• TO DO: The answer must consist of every line from the entries below that contains the word "ARRIVO".
☆ ☆ ☆ ☆ ☆ ☆ ☆
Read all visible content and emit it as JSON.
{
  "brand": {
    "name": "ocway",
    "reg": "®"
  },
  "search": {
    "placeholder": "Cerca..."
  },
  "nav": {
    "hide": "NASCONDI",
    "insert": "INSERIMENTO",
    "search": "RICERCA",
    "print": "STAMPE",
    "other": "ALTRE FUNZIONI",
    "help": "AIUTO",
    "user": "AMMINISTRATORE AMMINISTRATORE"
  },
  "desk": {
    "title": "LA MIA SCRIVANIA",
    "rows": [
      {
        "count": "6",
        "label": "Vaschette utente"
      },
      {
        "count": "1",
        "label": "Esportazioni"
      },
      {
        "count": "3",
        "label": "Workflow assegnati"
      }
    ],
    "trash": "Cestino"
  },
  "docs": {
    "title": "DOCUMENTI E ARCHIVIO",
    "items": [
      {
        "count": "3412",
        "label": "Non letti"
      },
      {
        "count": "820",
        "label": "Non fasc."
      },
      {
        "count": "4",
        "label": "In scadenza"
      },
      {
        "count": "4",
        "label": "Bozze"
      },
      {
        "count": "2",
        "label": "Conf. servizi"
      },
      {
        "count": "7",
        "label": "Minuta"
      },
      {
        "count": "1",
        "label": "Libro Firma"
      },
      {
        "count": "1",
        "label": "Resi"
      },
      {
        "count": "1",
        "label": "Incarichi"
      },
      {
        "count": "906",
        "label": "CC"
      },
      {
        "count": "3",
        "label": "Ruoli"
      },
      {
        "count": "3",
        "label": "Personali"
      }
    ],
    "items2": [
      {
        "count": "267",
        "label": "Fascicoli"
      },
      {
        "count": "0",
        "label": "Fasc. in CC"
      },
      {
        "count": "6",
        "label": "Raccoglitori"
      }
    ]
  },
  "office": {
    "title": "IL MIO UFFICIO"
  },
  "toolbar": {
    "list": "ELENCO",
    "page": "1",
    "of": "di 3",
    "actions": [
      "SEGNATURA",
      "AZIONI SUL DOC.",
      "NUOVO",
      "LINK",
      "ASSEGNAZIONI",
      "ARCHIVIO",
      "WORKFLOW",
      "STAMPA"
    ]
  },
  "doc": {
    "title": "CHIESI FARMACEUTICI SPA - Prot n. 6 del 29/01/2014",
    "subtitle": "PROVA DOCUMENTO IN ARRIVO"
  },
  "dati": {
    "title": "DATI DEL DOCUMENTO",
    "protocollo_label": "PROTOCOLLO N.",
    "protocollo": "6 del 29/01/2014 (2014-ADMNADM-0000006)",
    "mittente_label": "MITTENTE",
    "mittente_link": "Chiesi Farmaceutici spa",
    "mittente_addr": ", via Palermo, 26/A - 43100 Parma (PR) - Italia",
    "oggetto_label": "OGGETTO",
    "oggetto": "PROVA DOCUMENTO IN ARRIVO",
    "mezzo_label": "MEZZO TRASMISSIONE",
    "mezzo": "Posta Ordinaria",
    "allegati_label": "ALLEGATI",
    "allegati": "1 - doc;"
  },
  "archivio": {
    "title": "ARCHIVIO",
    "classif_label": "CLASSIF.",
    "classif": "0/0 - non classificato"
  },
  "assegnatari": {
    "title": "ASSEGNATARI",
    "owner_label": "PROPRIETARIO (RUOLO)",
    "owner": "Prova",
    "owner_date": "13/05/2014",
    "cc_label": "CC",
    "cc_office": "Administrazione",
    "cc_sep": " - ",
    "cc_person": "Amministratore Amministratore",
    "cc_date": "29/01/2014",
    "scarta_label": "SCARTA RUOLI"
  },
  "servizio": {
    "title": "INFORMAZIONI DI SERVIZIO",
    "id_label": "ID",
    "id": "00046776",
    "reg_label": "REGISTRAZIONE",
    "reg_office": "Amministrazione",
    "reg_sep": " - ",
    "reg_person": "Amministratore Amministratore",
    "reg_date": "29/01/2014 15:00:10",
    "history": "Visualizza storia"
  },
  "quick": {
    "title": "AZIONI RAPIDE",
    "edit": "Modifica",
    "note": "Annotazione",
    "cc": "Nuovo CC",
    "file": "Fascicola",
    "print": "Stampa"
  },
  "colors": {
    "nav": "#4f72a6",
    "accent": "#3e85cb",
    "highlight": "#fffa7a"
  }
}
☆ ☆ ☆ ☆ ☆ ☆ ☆
• COMPLETED TASK:
    "subtitle": "PROVA DOCUMENTO IN ARRIVO"
    "oggetto": "PROVA DOCUMENTO IN ARRIVO",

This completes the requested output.